First Published: February 2003
       This is an OutUK Archive Item and so some of the links and information may be out of date.

With Nicole Kidman up for Best Actress her portrayal of Virginia Woolf just one of the many Oscar nominations for the stunning new film The Hours, attention is once more focused on the novelist and her circle of friends known as the Bloomsbury set. A new CD Woolf - A Portrait In Song is a collection of contemporary songs inspired by the life and times of this remarkable woman.
The CD features the voice of Helen Chappelle performing songs co-written and produced by Roger G.Taylor who's been telling OutUK's Mike Gray about Woolf.

Play Lady Dance from Woolf
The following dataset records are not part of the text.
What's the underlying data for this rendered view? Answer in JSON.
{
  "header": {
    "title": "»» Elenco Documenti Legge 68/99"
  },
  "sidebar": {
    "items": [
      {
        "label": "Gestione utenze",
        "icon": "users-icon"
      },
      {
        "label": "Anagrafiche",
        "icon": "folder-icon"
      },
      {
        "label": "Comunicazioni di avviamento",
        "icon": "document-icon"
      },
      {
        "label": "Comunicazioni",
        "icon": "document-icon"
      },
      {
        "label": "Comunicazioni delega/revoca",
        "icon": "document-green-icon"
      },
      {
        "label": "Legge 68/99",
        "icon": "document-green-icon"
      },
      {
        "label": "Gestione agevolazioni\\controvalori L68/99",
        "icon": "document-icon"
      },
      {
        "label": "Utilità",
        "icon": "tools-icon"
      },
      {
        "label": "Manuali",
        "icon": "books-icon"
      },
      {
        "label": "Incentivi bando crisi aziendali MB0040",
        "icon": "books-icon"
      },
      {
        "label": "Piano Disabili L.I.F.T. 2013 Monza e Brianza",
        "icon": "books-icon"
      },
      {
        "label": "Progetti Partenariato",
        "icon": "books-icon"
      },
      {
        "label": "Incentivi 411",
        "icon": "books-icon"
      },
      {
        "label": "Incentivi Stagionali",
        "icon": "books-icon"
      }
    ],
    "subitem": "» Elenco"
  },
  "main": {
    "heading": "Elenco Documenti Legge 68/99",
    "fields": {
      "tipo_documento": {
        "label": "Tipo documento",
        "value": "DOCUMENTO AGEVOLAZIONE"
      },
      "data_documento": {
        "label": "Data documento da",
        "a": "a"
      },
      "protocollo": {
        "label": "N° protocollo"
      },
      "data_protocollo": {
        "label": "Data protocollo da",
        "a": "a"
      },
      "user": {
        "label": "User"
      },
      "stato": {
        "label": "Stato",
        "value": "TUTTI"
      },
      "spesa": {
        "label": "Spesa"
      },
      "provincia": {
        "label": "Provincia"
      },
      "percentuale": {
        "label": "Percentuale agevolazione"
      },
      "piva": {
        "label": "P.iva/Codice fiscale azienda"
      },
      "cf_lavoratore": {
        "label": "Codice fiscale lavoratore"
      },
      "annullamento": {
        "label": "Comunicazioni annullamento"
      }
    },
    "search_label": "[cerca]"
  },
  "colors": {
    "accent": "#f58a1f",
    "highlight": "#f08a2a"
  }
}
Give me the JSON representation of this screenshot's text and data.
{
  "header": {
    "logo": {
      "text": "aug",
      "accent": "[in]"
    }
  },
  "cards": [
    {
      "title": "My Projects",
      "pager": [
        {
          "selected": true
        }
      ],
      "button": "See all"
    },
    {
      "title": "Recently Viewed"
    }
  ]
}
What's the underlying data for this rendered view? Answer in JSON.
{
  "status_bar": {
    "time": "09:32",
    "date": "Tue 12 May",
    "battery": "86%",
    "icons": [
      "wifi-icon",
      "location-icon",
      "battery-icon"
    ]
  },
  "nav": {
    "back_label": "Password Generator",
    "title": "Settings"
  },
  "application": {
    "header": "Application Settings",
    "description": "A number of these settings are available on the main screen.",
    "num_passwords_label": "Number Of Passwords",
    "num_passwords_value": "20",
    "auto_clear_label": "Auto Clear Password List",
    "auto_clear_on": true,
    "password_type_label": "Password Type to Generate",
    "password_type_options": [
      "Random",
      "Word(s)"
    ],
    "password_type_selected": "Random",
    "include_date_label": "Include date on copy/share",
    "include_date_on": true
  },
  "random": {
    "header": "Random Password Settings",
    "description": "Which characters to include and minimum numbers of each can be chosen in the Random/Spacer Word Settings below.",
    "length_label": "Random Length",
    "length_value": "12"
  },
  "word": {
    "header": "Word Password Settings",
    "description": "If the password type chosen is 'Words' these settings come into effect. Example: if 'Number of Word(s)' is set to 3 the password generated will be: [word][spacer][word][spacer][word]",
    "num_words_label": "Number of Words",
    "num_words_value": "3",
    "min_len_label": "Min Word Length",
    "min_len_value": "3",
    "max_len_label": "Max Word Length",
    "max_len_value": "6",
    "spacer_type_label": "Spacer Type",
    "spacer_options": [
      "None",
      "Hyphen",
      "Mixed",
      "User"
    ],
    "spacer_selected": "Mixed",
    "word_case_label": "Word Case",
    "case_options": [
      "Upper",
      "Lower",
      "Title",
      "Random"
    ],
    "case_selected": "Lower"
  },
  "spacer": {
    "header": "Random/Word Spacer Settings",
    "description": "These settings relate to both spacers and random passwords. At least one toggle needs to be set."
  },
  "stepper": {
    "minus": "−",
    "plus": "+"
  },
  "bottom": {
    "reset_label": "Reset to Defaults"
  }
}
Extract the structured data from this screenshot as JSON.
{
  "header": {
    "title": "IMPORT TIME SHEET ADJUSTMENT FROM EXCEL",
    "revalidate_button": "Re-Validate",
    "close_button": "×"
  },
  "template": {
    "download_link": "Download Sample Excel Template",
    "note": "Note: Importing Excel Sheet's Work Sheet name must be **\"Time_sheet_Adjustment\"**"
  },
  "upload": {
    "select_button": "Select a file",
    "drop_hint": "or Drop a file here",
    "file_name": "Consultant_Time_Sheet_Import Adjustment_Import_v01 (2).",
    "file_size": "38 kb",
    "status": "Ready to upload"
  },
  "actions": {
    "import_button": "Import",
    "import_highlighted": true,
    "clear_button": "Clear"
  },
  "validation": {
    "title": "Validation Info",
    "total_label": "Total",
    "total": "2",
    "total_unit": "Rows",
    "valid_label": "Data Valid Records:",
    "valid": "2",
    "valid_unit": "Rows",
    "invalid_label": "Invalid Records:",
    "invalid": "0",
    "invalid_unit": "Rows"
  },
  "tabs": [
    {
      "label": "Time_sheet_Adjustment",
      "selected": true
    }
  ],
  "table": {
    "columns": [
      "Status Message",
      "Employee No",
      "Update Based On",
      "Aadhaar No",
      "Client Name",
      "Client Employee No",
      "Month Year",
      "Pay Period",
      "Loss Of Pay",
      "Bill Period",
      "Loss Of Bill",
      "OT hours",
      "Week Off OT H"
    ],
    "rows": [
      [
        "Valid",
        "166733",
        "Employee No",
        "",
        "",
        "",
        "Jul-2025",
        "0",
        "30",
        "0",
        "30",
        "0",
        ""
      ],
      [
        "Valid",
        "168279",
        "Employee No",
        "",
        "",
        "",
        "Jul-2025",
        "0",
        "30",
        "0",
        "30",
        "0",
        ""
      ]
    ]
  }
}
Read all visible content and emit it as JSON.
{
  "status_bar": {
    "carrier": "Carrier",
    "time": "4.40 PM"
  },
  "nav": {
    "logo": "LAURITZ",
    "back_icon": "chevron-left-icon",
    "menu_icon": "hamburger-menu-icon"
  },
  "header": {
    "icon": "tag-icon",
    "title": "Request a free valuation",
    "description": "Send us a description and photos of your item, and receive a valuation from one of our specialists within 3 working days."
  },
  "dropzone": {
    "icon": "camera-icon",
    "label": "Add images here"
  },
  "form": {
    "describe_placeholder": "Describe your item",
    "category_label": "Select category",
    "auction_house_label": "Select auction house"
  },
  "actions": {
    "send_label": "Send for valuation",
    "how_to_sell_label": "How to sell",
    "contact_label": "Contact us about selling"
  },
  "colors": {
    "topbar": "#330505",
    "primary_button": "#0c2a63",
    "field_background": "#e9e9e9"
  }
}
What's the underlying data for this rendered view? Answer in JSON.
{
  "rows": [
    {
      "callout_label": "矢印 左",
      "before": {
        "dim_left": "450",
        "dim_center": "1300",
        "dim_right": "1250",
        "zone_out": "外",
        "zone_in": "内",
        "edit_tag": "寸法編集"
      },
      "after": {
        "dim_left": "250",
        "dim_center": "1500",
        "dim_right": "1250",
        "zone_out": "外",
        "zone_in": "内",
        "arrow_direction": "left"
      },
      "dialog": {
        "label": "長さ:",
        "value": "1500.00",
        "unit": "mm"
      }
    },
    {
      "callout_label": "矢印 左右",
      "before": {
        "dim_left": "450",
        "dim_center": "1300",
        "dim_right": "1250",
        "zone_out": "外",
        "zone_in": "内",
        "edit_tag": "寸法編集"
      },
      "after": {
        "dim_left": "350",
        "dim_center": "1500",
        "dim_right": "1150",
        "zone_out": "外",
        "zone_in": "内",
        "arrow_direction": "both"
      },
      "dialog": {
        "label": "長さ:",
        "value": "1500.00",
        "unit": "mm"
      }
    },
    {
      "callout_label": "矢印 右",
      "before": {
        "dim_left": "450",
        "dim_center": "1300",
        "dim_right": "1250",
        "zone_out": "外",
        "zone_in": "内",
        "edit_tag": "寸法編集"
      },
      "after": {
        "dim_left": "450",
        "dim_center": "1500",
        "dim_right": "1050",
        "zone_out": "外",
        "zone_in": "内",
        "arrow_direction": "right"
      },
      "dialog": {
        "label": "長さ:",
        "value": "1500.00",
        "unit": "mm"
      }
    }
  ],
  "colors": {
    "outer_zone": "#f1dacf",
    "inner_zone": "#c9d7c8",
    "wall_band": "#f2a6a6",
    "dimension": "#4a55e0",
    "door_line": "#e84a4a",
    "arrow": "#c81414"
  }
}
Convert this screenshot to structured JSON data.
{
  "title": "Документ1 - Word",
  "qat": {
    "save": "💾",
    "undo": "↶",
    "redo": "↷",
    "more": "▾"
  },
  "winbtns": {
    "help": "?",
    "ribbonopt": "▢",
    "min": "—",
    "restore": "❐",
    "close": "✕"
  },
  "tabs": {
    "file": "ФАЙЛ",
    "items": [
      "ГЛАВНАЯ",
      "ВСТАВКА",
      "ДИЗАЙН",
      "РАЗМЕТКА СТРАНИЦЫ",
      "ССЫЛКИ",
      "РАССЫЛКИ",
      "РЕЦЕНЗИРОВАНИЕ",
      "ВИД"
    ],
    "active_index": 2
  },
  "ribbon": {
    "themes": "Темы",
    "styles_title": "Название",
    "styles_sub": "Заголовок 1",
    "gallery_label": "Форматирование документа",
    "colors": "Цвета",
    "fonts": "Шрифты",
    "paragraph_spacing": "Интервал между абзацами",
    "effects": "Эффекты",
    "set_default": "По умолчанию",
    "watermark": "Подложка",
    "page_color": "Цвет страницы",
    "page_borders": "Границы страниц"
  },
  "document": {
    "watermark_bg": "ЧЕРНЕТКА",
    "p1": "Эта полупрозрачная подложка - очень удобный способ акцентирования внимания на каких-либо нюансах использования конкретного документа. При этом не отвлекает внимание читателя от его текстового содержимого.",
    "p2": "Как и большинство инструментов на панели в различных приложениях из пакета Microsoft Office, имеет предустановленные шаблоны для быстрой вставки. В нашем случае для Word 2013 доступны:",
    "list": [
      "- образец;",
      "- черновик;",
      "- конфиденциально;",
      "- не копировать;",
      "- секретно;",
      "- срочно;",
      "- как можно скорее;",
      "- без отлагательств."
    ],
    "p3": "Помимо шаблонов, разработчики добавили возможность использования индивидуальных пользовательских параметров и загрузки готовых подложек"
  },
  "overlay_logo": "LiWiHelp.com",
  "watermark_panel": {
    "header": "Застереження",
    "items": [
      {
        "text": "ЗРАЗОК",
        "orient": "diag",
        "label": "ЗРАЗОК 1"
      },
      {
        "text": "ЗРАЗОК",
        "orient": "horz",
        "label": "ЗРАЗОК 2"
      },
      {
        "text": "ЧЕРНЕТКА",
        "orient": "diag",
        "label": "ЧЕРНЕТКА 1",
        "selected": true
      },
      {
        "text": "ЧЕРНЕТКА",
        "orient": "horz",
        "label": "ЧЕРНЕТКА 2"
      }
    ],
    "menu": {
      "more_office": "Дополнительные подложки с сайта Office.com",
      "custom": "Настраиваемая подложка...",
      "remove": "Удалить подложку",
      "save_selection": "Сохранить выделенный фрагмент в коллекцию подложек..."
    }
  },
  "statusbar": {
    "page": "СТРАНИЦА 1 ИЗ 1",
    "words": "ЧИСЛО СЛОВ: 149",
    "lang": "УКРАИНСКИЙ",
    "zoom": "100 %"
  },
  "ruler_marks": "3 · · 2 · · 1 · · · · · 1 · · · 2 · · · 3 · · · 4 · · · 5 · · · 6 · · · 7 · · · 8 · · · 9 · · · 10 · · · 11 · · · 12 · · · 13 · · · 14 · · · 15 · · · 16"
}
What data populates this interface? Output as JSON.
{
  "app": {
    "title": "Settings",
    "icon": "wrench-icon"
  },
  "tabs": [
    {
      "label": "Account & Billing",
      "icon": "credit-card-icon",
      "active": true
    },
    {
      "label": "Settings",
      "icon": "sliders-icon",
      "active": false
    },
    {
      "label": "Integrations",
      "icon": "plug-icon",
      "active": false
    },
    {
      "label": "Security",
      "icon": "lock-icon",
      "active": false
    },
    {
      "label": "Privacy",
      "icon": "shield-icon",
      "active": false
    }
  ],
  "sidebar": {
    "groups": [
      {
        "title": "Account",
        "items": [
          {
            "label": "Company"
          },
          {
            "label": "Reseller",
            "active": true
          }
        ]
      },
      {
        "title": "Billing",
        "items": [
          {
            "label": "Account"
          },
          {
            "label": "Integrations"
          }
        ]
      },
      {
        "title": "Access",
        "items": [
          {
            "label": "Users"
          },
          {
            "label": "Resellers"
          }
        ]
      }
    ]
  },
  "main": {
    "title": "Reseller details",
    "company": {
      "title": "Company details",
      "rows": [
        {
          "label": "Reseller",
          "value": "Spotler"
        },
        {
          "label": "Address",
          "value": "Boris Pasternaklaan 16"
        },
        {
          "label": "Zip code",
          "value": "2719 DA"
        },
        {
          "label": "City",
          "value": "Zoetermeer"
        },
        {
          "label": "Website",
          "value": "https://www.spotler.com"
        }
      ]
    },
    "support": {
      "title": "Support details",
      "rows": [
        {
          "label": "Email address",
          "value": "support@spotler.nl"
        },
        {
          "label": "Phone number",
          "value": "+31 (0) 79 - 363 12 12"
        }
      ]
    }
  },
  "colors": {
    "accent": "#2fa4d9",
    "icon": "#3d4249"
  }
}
OutUK: What attracted you to Virginia Woolf as your subject?
Roger: As an art lover as well as a songwriter I first came across the name of Vanessa Bell, discovered she was Woolf's sister and so read a biography by her nephew Quentin Bell. I was touched by the life she had led, mainly at first by the closeness of this group of friends, now known as the Bloomsbury group, regardless of gender or sexual preference. And it's important to note they were all friends long before they all achieved their individual fame or notoriety, and not because of it - a testament to true friendship. Obviously the fact that several of the friends were living as out gay men fascinated me, especially during a time when it was still very much frowned upon and was illegal. Their letters to each other are camp, funny, acidic and very real documents of the times they lived in. Their inter-relations were fascinating ... Virginia's love affair with Vita Sackville-West, and the peripheral characters such as Lady Ottoline Morrell and Dora Carrington, equally interesting and outrageous. And all the way through Virginia Woolf seemed to be a central character and I became totally immersed in her life and relations.

OutUK: Was it her life, or her novels which attracted you most?
Roger: Most definitely the life. I have read the novels as part of my interest and research and find some wonderful and some extremely difficult. I think you have to try and get into Woolf's mind set and pattern to truly appreciate the beauty of her prose. But the life is there to examine and assess and compare with through her letters and diaries and countless books about her.

OutUK: What were the most challenging aspects?
Roger: I had read about Virginia Woolf and the Bloomsbury group for pleasure for many years and after the decision was made to write a musical 'portrait' of her I found I had to re-read almost everything to then think about the incidents and episodes in her life in terms of lyrics - a completely different way of reading. But challenging as it was it was always a huge pleasure. As a songwriter you are often required to just come up with a song or a lyrical idea, and very often another take on 'love'. So to be able to write songs about very real incidents and feelings such as Virginia's recurring mental illness (Voices In My Head), her fear of writing (The Right Words) or her love for her sister (Sister Of Mine) and Vita Sackville-West (Could This Be Love, Don't Lead Me On) and to write such a catchy camp song such as Yes, about gay Lytton Strachey's proposal of marriage, was pure pleasure and so refreshing. While projects such as this are always open to criticism as the film The Hours is now experiencing, we were eager to present what we thought were the important aspects of her life. This is a portrait and we have presented our idea of the woman, not just literary genius and high priestess of Bloomsbury.

OutUK: Some reviewers have already said it would make the basis of a musical ... what do you think?
Roger: I think they are absolutely right and the whole CD was written with this end in mind. It would make the most wonderful 'evening/event/concert'. I don't see it as an all-dancing, all-singing type of Lloyd Webber type of show. The songs have such a specific atmosphere to each subject and I think this should be reflected in the way the songs are presented on the stage. Moves are now being made in this direction and I really do feel that Theatreland is ready for a new and refreshing take on the musical and Woolf is a perfect vehicle. Cameron Mackintosh has said that Helen Chappelle, who sings as Woolf on the CD, has one of the greatest musical voices he has ever heard.

Woolf - A Portrait In Song is available by mail order from

The Hours reviewed in OutUK's Now Playing
The History Of Bloomsbury


search | site info | site map | new this week | outuk offers | home | outspoken | more



  UK gay lads | Gay news UK | Gay travel and holidays UK | UK & London gay scene

OutUK features the latest gay news, advice, entertainment and information together with gay guides to cities and holiday destinations around the UK, Europe and the rest of the world. There are hundreds of galleries of photos and videos of the sexiest gay guys plus intimate personal profiles of thousands of gay lads from all around the UK.